* _Exercise instructions_: Will you output all of the data below exactly, omitting the images?

>>>

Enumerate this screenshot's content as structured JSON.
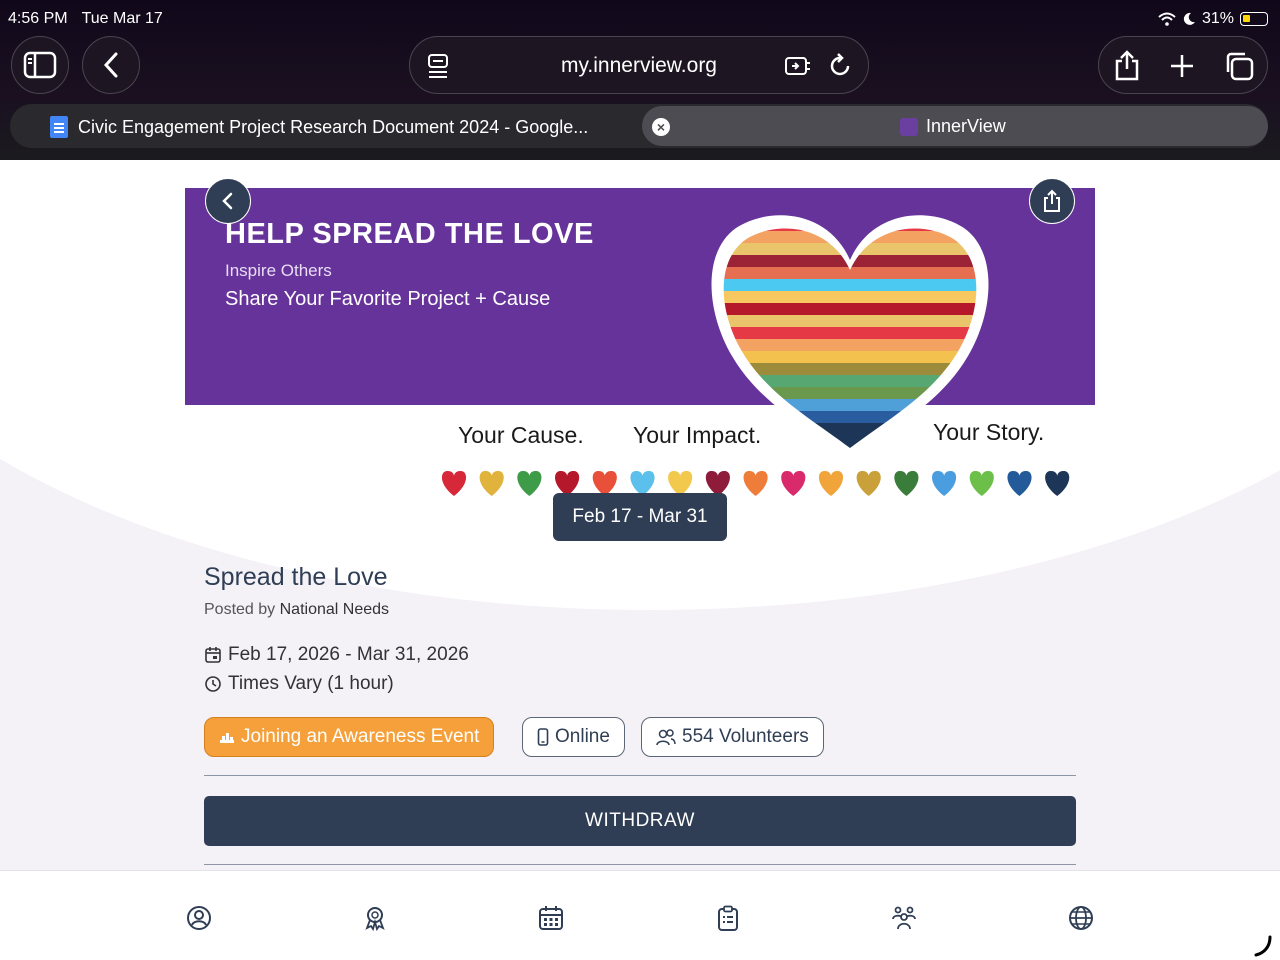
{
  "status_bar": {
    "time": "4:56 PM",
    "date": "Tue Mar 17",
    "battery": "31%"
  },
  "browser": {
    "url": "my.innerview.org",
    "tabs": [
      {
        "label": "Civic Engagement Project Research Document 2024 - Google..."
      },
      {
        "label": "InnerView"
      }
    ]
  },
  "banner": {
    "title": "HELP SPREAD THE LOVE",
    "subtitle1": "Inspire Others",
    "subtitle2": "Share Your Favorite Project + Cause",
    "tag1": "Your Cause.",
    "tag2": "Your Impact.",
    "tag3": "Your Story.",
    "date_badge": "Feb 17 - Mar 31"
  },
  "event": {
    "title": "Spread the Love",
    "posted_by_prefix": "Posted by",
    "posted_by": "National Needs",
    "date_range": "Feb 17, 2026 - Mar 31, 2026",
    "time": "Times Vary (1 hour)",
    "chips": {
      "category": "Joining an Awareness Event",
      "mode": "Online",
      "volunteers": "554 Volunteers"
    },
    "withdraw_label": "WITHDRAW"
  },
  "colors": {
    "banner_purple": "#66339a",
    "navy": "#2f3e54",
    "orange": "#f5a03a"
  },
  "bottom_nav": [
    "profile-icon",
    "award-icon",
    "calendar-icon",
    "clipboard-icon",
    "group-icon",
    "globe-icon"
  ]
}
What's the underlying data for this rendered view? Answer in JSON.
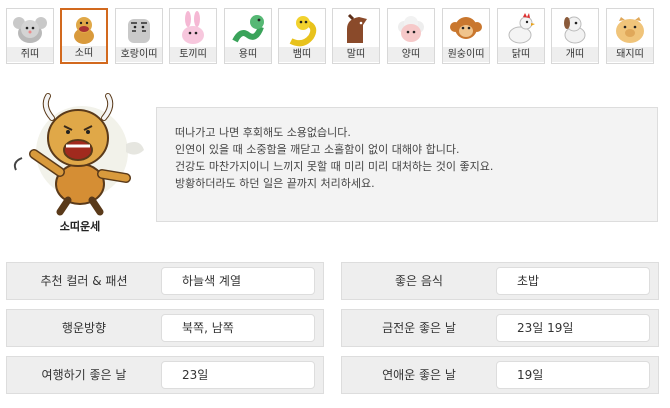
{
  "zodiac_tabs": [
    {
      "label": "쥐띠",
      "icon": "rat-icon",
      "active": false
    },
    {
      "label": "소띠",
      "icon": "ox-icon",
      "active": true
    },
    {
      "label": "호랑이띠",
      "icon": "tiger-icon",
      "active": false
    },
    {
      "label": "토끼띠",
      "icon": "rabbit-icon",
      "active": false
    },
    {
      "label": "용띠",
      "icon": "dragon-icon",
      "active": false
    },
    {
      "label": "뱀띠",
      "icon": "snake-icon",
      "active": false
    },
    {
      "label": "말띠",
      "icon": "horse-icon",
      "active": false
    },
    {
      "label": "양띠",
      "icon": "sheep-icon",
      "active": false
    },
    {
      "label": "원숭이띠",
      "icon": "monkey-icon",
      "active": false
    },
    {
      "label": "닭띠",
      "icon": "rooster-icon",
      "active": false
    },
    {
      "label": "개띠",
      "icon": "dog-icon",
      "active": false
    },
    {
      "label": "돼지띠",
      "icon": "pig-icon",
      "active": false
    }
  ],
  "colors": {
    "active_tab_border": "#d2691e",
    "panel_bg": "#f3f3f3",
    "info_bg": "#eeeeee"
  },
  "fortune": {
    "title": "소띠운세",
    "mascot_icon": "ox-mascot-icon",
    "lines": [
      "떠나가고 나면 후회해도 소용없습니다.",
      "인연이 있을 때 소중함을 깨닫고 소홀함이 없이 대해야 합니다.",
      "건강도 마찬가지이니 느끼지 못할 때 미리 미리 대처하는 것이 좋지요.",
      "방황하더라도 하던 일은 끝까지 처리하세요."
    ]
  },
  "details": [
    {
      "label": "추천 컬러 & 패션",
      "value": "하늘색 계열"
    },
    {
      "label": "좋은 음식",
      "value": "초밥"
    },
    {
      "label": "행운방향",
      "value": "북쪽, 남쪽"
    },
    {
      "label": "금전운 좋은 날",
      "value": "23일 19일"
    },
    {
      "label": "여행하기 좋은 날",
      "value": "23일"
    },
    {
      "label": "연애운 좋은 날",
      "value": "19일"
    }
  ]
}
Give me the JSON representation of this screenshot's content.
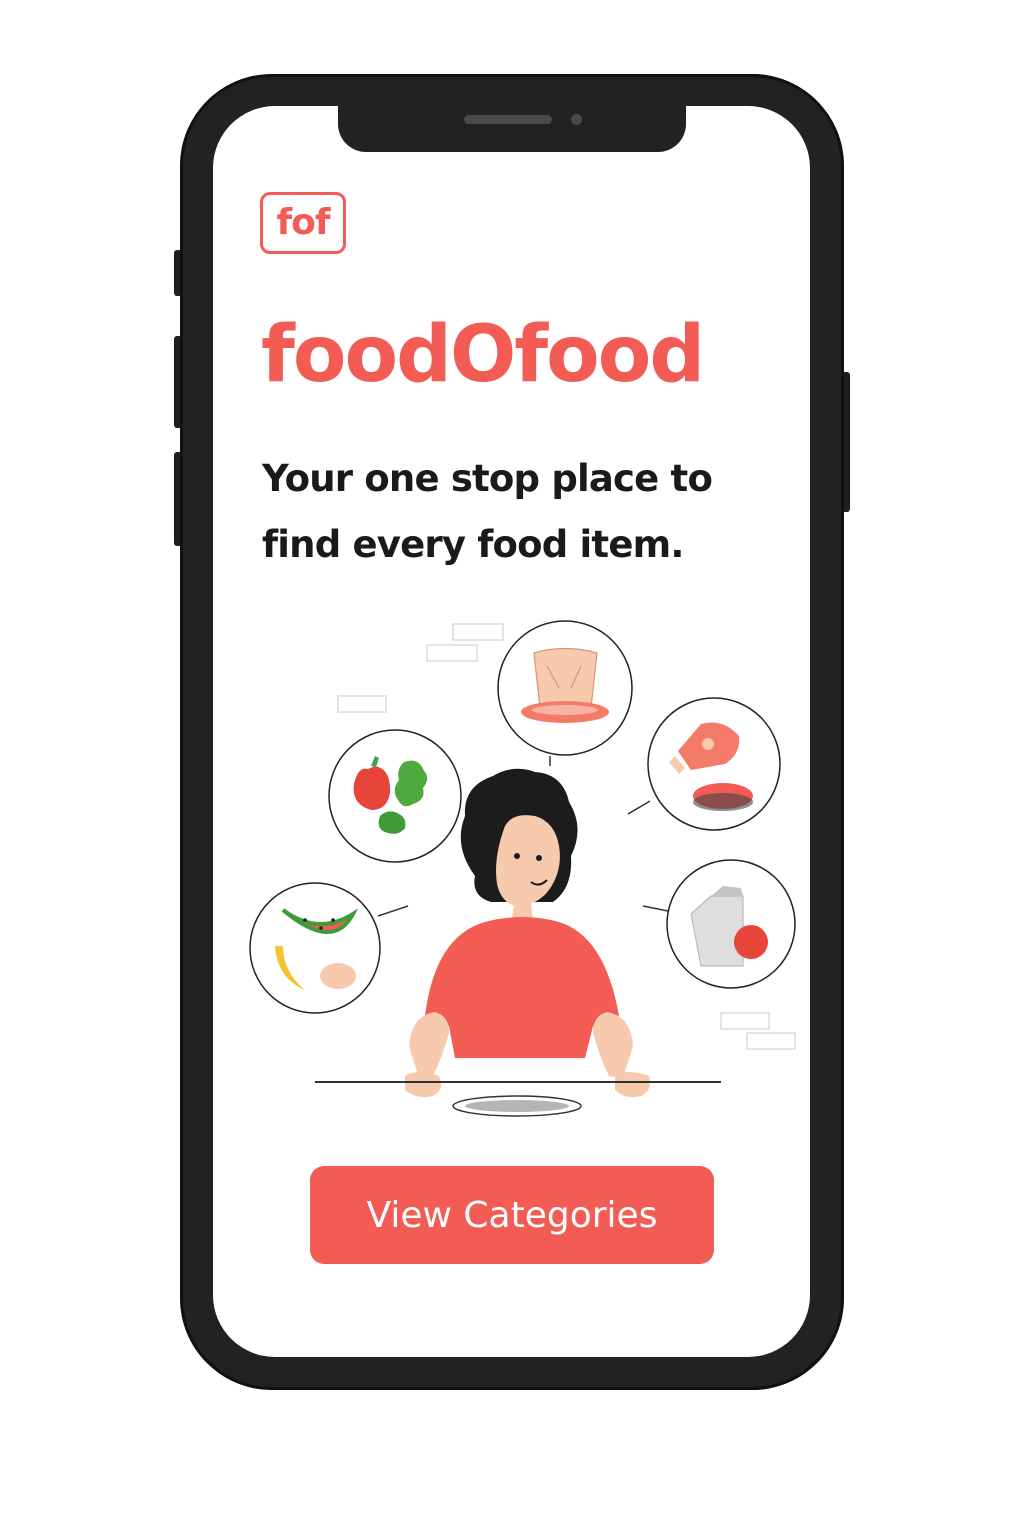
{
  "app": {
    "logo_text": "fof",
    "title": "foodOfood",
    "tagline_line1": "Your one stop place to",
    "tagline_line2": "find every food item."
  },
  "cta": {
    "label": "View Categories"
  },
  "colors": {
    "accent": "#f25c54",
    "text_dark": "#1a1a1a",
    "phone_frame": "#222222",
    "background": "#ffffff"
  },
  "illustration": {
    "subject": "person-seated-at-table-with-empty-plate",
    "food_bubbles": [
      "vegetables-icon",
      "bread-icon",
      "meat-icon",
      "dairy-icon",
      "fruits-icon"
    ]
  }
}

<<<

* _Response for this exercise_:
Enumerate this screenshot's content as structured JSON.
{
  "status_bar": {
    "time": "4:56 PM",
    "date": "Tue Mar 17",
    "battery": "31%"
  },
  "browser": {
    "url": "my.innerview.org",
    "tabs": [
      {
        "label": "Civic Engagement Project Research Document 2024 - Google..."
      },
      {
        "label": "InnerView"
      }
    ]
  },
  "banner": {
    "title": "HELP SPREAD THE LOVE",
    "subtitle1": "Inspire Others",
    "subtitle2": "Share Your Favorite Project + Cause",
    "tag1": "Your Cause.",
    "tag2": "Your Impact.",
    "tag3": "Your Story.",
    "date_badge": "Feb 17 - Mar 31"
  },
  "event": {
    "title": "Spread the Love",
    "posted_by_prefix": "Posted by",
    "posted_by": "National Needs",
    "date_range": "Feb 17, 2026 - Mar 31, 2026",
    "time": "Times Vary (1 hour)",
    "chips": {
      "category": "Joining an Awareness Event",
      "mode": "Online",
      "volunteers": "554 Volunteers"
    },
    "withdraw_label": "WITHDRAW"
  },
  "colors": {
    "banner_purple": "#66339a",
    "navy": "#2f3e54",
    "orange": "#f5a03a"
  },
  "bottom_nav": [
    "profile-icon",
    "award-icon",
    "calendar-icon",
    "clipboard-icon",
    "group-icon",
    "globe-icon"
  ]
}
What's the underlying data for this rendered view? Answer in JSON.
{
  "zodiac_tabs": [
    {
      "label": "쥐띠",
      "icon": "rat-icon",
      "active": false
    },
    {
      "label": "소띠",
      "icon": "ox-icon",
      "active": true
    },
    {
      "label": "호랑이띠",
      "icon": "tiger-icon",
      "active": false
    },
    {
      "label": "토끼띠",
      "icon": "rabbit-icon",
      "active": false
    },
    {
      "label": "용띠",
      "icon": "dragon-icon",
      "active": false
    },
    {
      "label": "뱀띠",
      "icon": "snake-icon",
      "active": false
    },
    {
      "label": "말띠",
      "icon": "horse-icon",
      "active": false
    },
    {
      "label": "양띠",
      "icon": "sheep-icon",
      "active": false
    },
    {
      "label": "원숭이띠",
      "icon": "monkey-icon",
      "active": false
    },
    {
      "label": "닭띠",
      "icon": "rooster-icon",
      "active": false
    },
    {
      "label": "개띠",
      "icon": "dog-icon",
      "active": false
    },
    {
      "label": "돼지띠",
      "icon": "pig-icon",
      "active": false
    }
  ],
  "colors": {
    "active_tab_border": "#d2691e",
    "panel_bg": "#f3f3f3",
    "info_bg": "#eeeeee"
  },
  "fortune": {
    "title": "소띠운세",
    "mascot_icon": "ox-mascot-icon",
    "lines": [
      "떠나가고 나면 후회해도 소용없습니다.",
      "인연이 있을 때 소중함을 깨닫고 소홀함이 없이 대해야 합니다.",
      "건강도 마찬가지이니 느끼지 못할 때 미리 미리 대처하는 것이 좋지요.",
      "방황하더라도 하던 일은 끝까지 처리하세요."
    ]
  },
  "details": [
    {
      "label": "추천 컬러 & 패션",
      "value": "하늘색 계열"
    },
    {
      "label": "좋은 음식",
      "value": "초밥"
    },
    {
      "label": "행운방향",
      "value": "북쪽, 남쪽"
    },
    {
      "label": "금전운 좋은 날",
      "value": "23일 19일"
    },
    {
      "label": "여행하기 좋은 날",
      "value": "23일"
    },
    {
      "label": "연애운 좋은 날",
      "value": "19일"
    }
  ]
}
Give me the JSON representation of this screenshot's content.
{
  "app": {
    "logo_text": "fof",
    "title": "foodOfood",
    "tagline_line1": "Your one stop place to",
    "tagline_line2": "find every food item."
  },
  "cta": {
    "label": "View Categories"
  },
  "colors": {
    "accent": "#f25c54",
    "text_dark": "#1a1a1a",
    "phone_frame": "#222222",
    "background": "#ffffff"
  },
  "illustration": {
    "subject": "person-seated-at-table-with-empty-plate",
    "food_bubbles": [
      "vegetables-icon",
      "bread-icon",
      "meat-icon",
      "dairy-icon",
      "fruits-icon"
    ]
  }
}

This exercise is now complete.